“We look at the data and the outcomes and it is so powerful in terms of helping people and financial inclusion,” Carney says. “We knew we were sitting on outcomes that would save people’s lives.”

One of the initial investors in Working Credit was Citibank, with more than $800,000 in investment to date, along with grants, foundation philanthropy and earned income so that by 2021, Working Credit will be self-sustaining.

With a combined tenure of 50 years working in poverty alleviation and community development, the co-founders understood the struggles of low income communities and credit, but also saw their solutions as applicable to all employees everywhere.

“The sell is easier than we thought,” Lowitz says, as human resources personnel deal with the financial difficulties that employees face.

“Over 70 percent of the people we work with are women,” says Carney. “Many of these women are great money managers,” but they simply do not understand solutions to credit problems.

“The more we tell them how the credit system works, they do get it and start making changes,” she says. “We are closing the information gap.” She adds, “This is less about gender and more about information.”
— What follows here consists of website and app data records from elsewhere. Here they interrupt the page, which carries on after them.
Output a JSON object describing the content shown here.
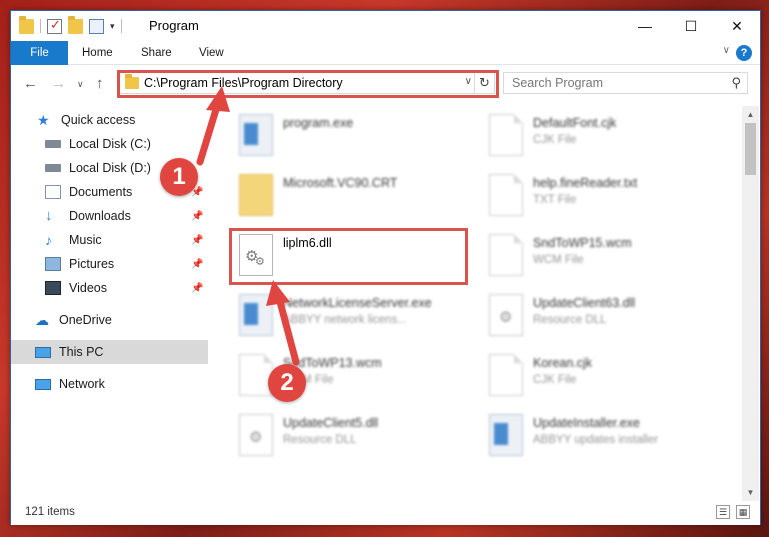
{
  "window": {
    "title": "Program",
    "controls": {
      "minimize": "—",
      "maximize": "☐",
      "close": "✕"
    }
  },
  "ribbon": {
    "tabs": [
      "File",
      "Home",
      "Share",
      "View"
    ],
    "help": "?",
    "expand": "∨"
  },
  "navigation": {
    "back": "←",
    "forward": "→",
    "recent": "∨",
    "up": "↑",
    "address_path": "C:\\Program Files\\Program Directory",
    "refresh": "↻",
    "search_placeholder": "Search Program",
    "search_icon": "⚲"
  },
  "sidebar": {
    "items": [
      {
        "label": "Quick access",
        "icon": "star-icon"
      },
      {
        "label": "Local Disk (C:)",
        "icon": "drive-icon"
      },
      {
        "label": "Local Disk (D:)",
        "icon": "drive-icon"
      },
      {
        "label": "Documents",
        "icon": "documents-icon"
      },
      {
        "label": "Downloads",
        "icon": "download-icon"
      },
      {
        "label": "Music",
        "icon": "music-icon"
      },
      {
        "label": "Pictures",
        "icon": "pictures-icon"
      },
      {
        "label": "Videos",
        "icon": "videos-icon"
      },
      {
        "label": "OneDrive",
        "icon": "cloud-icon"
      },
      {
        "label": "This PC",
        "icon": "computer-icon"
      },
      {
        "label": "Network",
        "icon": "network-icon"
      }
    ],
    "selected": "This PC"
  },
  "files": {
    "left_column": [
      {
        "name": "program.exe",
        "type": ""
      },
      {
        "name": "Microsoft.VC90.CRT",
        "type": ""
      },
      {
        "name": "liplm6.dll",
        "type": ""
      },
      {
        "name": "NetworkLicenseServer.exe",
        "type": "ABBYY network licens..."
      },
      {
        "name": "SndToWP13.wcm",
        "type": "WCM File"
      },
      {
        "name": "UpdateClient5.dll",
        "type": "Resource DLL"
      }
    ],
    "right_column": [
      {
        "name": "DefaultFont.cjk",
        "type": "CJK File"
      },
      {
        "name": "help.fineReader.txt",
        "type": "TXT File"
      },
      {
        "name": "SndToWP15.wcm",
        "type": "WCM File"
      },
      {
        "name": "UpdateClient63.dll",
        "type": "Resource DLL"
      },
      {
        "name": "Korean.cjk",
        "type": "CJK File"
      },
      {
        "name": "UpdateInstaller.exe",
        "type": "ABBYY updates installer"
      }
    ]
  },
  "status": {
    "item_count": "121 items"
  },
  "annotations": {
    "step1": "1",
    "step2": "2",
    "color": "#e0463f"
  },
  "colors": {
    "accent": "#1979ca",
    "highlight": "#d9534f"
  }
}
Lowitz adds, “Responsible women are paying more for everything and running households but don’t have the information.”

Once a company is a Working Credit client, Carney says employees attend a workshop, then it is followed up with one on one counseling. “Everyone leaves with a plan,” she says.

Some of the major takeaways from Working Credit include that if you stay below 30 percent of your credit card limit, you will see a 40 to 50 point bump in your credit score. Also, anyone can build credit, if you just pay your loans and credit card bills on time, plus keep your credit card utilization low.”
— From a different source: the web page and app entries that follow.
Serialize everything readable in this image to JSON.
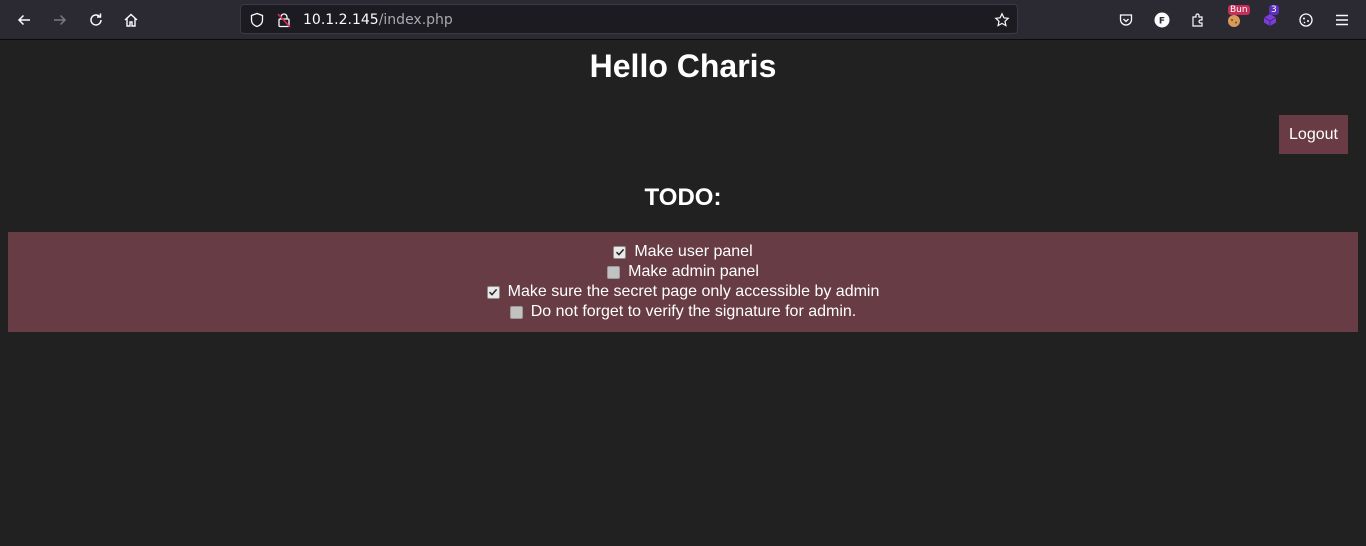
{
  "browser": {
    "url_host": "10.1.2.145",
    "url_path": "/index.php",
    "extensions": [
      {
        "name": "cookie-extension",
        "badge": "Bun"
      },
      {
        "name": "purple-extension",
        "badge": "3"
      }
    ]
  },
  "page": {
    "greeting": "Hello Charis",
    "logout_label": "Logout",
    "todo_title": "TODO:",
    "todo_items": [
      {
        "label": "Make user panel",
        "checked": true
      },
      {
        "label": "Make admin panel",
        "checked": false
      },
      {
        "label": "Make sure the secret page only accessible by admin",
        "checked": true
      },
      {
        "label": "Do not forget to verify the signature for admin.",
        "checked": false
      }
    ]
  },
  "colors": {
    "background": "#212121",
    "accent": "#683b45",
    "toolbar": "#2b2a33"
  }
}
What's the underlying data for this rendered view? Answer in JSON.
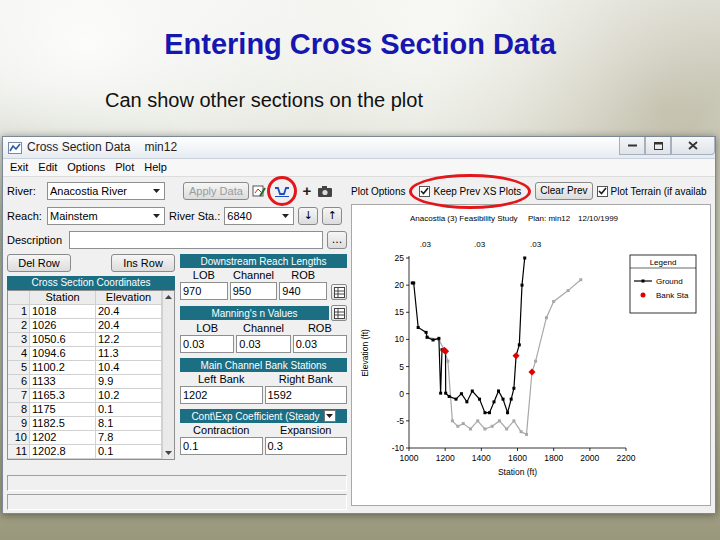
{
  "slide": {
    "title": "Entering Cross Section Data",
    "subtitle": "Can show other sections on the plot"
  },
  "window": {
    "title": "Cross Section Data",
    "plan": "min12"
  },
  "menu": [
    "Exit",
    "Edit",
    "Options",
    "Plot",
    "Help"
  ],
  "toolbar": {
    "river_label": "River:",
    "river_value": "Anacostia River",
    "apply": {
      "label": "Apply Data",
      "disabled": true
    },
    "tools": [
      {
        "kind": "icon",
        "highlighted": false
      },
      {
        "kind": "icon",
        "highlighted": true
      },
      {
        "kind": "text",
        "label": "+",
        "highlighted": false
      },
      {
        "kind": "icon",
        "highlighted": false
      }
    ],
    "reach_label": "Reach:",
    "reach_value": "Mainstem",
    "station_label": "River Sta.:",
    "station_value": "6840",
    "nav": [
      "↓",
      "↑"
    ],
    "description_label": "Description",
    "description_button": "..."
  },
  "plot_toolbar": {
    "options": "Plot Options",
    "clear": "Clear Prev",
    "checkboxes": [
      {
        "label": "Keep Prev XS Plots",
        "checked": true,
        "highlighted": true
      },
      {
        "label": "Plot Terrain (if availab",
        "checked": true,
        "highlighted": false
      }
    ]
  },
  "row_buttons": [
    "Del Row",
    "Ins Row"
  ],
  "coordinates": {
    "title": "Cross Section Coordinates",
    "columns": [
      "Station",
      "Elevation"
    ],
    "rows": [
      [
        "1",
        "1018",
        "20.4"
      ],
      [
        "2",
        "1026",
        "20.4"
      ],
      [
        "3",
        "1050.6",
        "12.2"
      ],
      [
        "4",
        "1094.6",
        "11.3"
      ],
      [
        "5",
        "1100.2",
        "10.4"
      ],
      [
        "6",
        "1133",
        "9.9"
      ],
      [
        "7",
        "1165.3",
        "10.2"
      ],
      [
        "8",
        "1175",
        "0.1"
      ],
      [
        "9",
        "1182.5",
        "8.1"
      ],
      [
        "10",
        "1202",
        "7.8"
      ],
      [
        "11",
        "1202.8",
        "0.1"
      ]
    ]
  },
  "sections": [
    {
      "title": "Downstream Reach Lengths",
      "kind": "values-button",
      "fields": [
        {
          "label": "LOB",
          "value": "970"
        },
        {
          "label": "Channel",
          "value": "950"
        },
        {
          "label": "ROB",
          "value": "940"
        }
      ]
    },
    {
      "title": "Manning's n Values",
      "kind": "header-button",
      "fields": [
        {
          "label": "LOB",
          "value": "0.03"
        },
        {
          "label": "Channel",
          "value": "0.03"
        },
        {
          "label": "ROB",
          "value": "0.03"
        }
      ]
    },
    {
      "title": "Main Channel Bank Stations",
      "kind": "plain",
      "fields": [
        {
          "label": "Left Bank",
          "value": "1202"
        },
        {
          "label": "Right Bank",
          "value": "1592"
        }
      ]
    },
    {
      "title": "Cont\\Exp Coefficient (Steady",
      "kind": "header-dropdown",
      "fields": [
        {
          "label": "Contraction",
          "value": "0.1"
        },
        {
          "label": "Expansion",
          "value": "0.3"
        }
      ]
    }
  ],
  "plot": {
    "title": "Anacostia (3) Feasibility Study",
    "plan": "Plan: min12",
    "date": "12/10/1999",
    "n_labels": [
      {
        "label": ".03",
        "station": 1090
      },
      {
        "label": ".03",
        "station": 1390
      },
      {
        "label": ".03",
        "station": 1700
      }
    ],
    "y_axis": {
      "label": "Elevation (ft)",
      "ticks": [
        "25",
        "20",
        "15",
        "10",
        "5",
        "0",
        "-5",
        "-10"
      ]
    },
    "x_axis": {
      "label": "Station (ft)",
      "ticks": [
        "1000",
        "1200",
        "1400",
        "1600",
        "1800",
        "2000",
        "2200"
      ]
    },
    "legend": {
      "title": "Legend",
      "items": [
        {
          "label": "Ground",
          "color": "#000000",
          "kind": "line"
        },
        {
          "label": "Bank Sta",
          "color": "#e00000",
          "kind": "dot"
        }
      ]
    },
    "series": [
      {
        "color": "#000000",
        "stations": [
          1018,
          1026,
          1050.6,
          1094.6,
          1100.2,
          1133,
          1165.3,
          1175,
          1182.5,
          1202,
          1202.8,
          1222,
          1260,
          1290,
          1320,
          1350,
          1390,
          1420,
          1445,
          1470,
          1495,
          1520,
          1545,
          1565,
          1580,
          1592,
          1610,
          1625,
          1640
        ],
        "elevations": [
          20.4,
          20.4,
          12.2,
          11.3,
          10.4,
          9.9,
          10.2,
          0.1,
          8.1,
          7.8,
          0.1,
          -0.5,
          -1,
          0,
          -1.5,
          0.5,
          -1,
          -3.5,
          -3.5,
          -1.5,
          0.5,
          -1,
          -3.5,
          -1,
          1,
          7,
          9,
          20,
          25
        ]
      },
      {
        "color": "#a8a8a8",
        "stations": [
          1100,
          1165,
          1195,
          1215,
          1240,
          1270,
          1300,
          1340,
          1380,
          1420,
          1460,
          1500,
          1540,
          1580,
          1620,
          1650,
          1680,
          1700,
          1760,
          1800,
          1880,
          1950
        ],
        "elevations": [
          10.4,
          10,
          8,
          6,
          -5,
          -6,
          -5.5,
          -6.5,
          -5,
          -6.5,
          -6,
          -5,
          -6.5,
          -5,
          -7,
          -7.5,
          4,
          6,
          14,
          17,
          19,
          21
        ]
      }
    ],
    "bank_points": {
      "color": "#e00000",
      "stations": [
        1195,
        1202,
        1592,
        1680
      ],
      "elevations": [
        8,
        7.8,
        7,
        4
      ]
    }
  }
}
“You will not have a credit score unless you have at least one loan or one credit card,” Lowitz says. “And people take pride in not having loans and credit cards.”

She adds that it doesn’t matter if you have a $300 or $300,000 loan, you just have to pay on time. “You can have minimum wage and a 700 credit score. It is the act of paying things back,” that will help you.
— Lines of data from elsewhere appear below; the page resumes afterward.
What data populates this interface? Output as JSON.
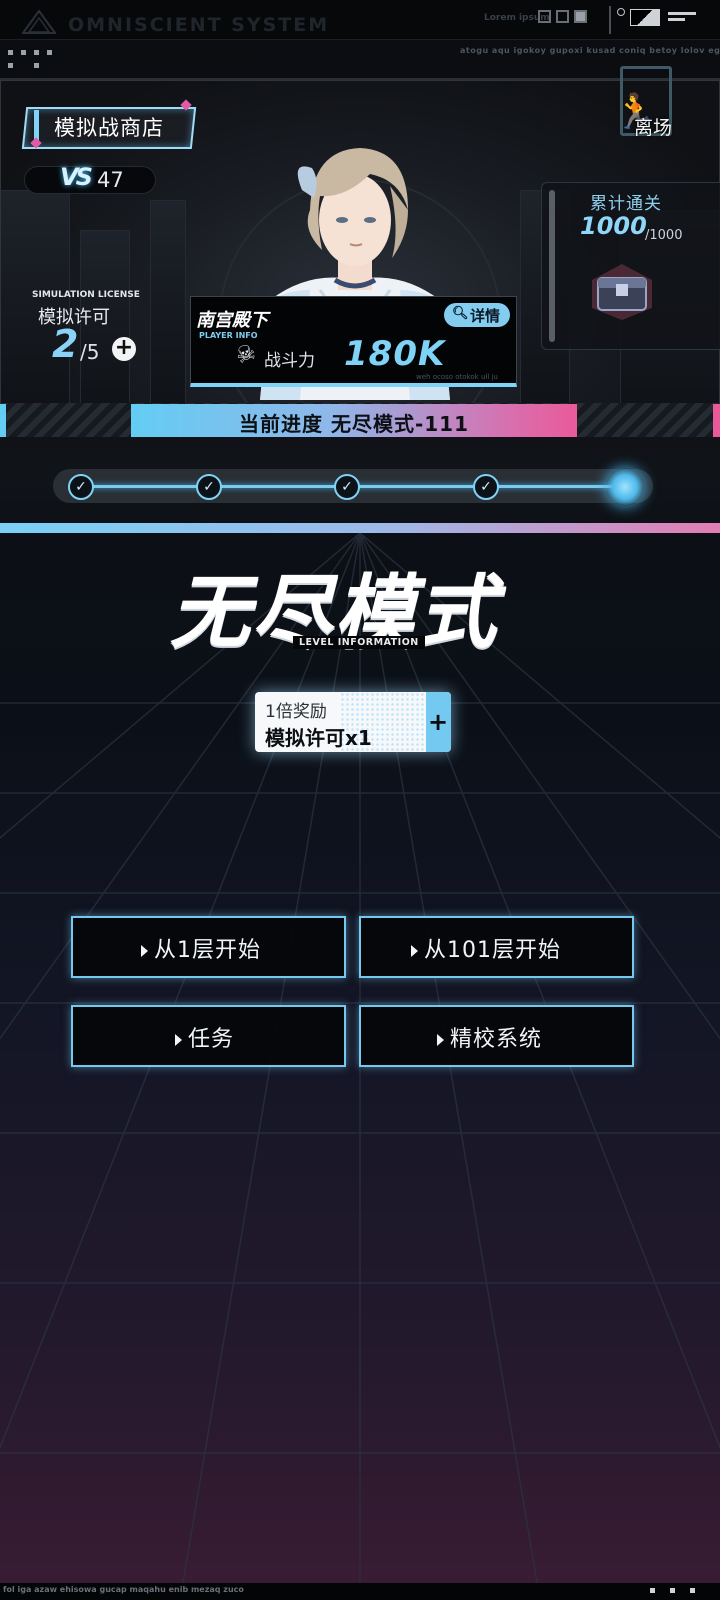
{
  "hud": {
    "system_title": "OMNISCIENT SYSTEM",
    "lorem": "Lorem ipsum",
    "tiny_text": "atogu aqu igokoy gupoxi kusad coniq betoy lolov ego oxx"
  },
  "shop": {
    "label": "模拟战商店"
  },
  "vs": {
    "icon_text": "VS",
    "value": "47"
  },
  "license": {
    "title_en": "SIMULATION LICENSE",
    "title_cn": "模拟许可",
    "current": "2",
    "total": "/5",
    "plus": "+"
  },
  "exit": {
    "label": "离场"
  },
  "cumulative_clear": {
    "title": "累计通关",
    "value": "1000",
    "max": "/1000"
  },
  "player": {
    "name": "南宫殿下",
    "info_en": "PLAYER INFO",
    "detail_label": "详情",
    "power_label": "战斗力",
    "power_value": "180K",
    "tiny_text": "weh ocoso otokok ull ju"
  },
  "progress": {
    "label": "当前进度 无尽模式-111",
    "stages_completed": 4,
    "stages_total": 5,
    "check": "✓"
  },
  "mode": {
    "title": "无尽模式",
    "subtitle": "LEVEL INFORMATION"
  },
  "reward": {
    "multiplier": "1倍奖励",
    "item": "模拟许可x1",
    "plus": "+"
  },
  "actions": {
    "start_1": "从1层开始",
    "start_101": "从101层开始",
    "tasks": "任务",
    "calibration": "精校系统"
  },
  "footer": {
    "text": "fol iga azaw ehisowa gucap maqahu enib mezaq zuco"
  },
  "colors": {
    "accent_blue": "#7fd3f7",
    "accent_pink": "#ea5a9a",
    "background": "#0b1018"
  },
  "icons": [
    "logo-icon",
    "vs-icon",
    "plus-icon",
    "exit-icon",
    "chest-icon",
    "search-icon",
    "gun-icon",
    "check-icon",
    "arrow-right-icon"
  ]
}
It doesn’t matter if you have a $300 or $300,000 loan, you just have to pay on time. Thanks, @WorkingCredit!

According to Forbes, “While women and men are equally focused on day-to-day financial planning like viewing checking account balances, and developing or revising budgets, fewer women than men put money in a retirement savings account (39 percent vs. 58 percent) or emergency fund (41 percent vs. 53 percent). This makes sense as many women are focused daily on successfully managing their household and family activities, plus community and other commitments.”

Jennifer Halloran,  Head of Community Responsibility and Brand at MassMutual writes in Forbes, “Paying down debt, and paying bills on time, can have the biggest impact on credit. Women should establish good credit for their family – and themselves – to build financial independence. Our research uncovered that fewer women than men are paying down credit card debt (57 percent vs. 63 percent) at least monthly and millennial women, in particular, lag in paying down student loans (28 percent vs. 38 percent of men.)”

“There is a lot of talk about fin tech solutions,” Lowitz says, “but what we find is that credit and finances are so emotional and people come in and feel like there is nothing they can do.”

After the sessions, Lowitz says, she can see the posture changes of those in the room.

“We are not judgmental, we don’t care what has happened in the past. Here is the fastest path to use to lower your expenses,” Lowitz says.

“Almost universally people aspire to homeownership.” Carney says. “Credit is the way in.”

She adds, “This is the opportunity of credit building. When we meet with employees, there is a sense that financial systems are rigged against them. But there is enormous opportunity. That is one of the really surprising things.”

About the Author

Michele Weldon is editorial director of Take The Lead, an award-winning author, journalist, emerita faculty in journalism at Northwestern University and a senior leader with The OpEd Project.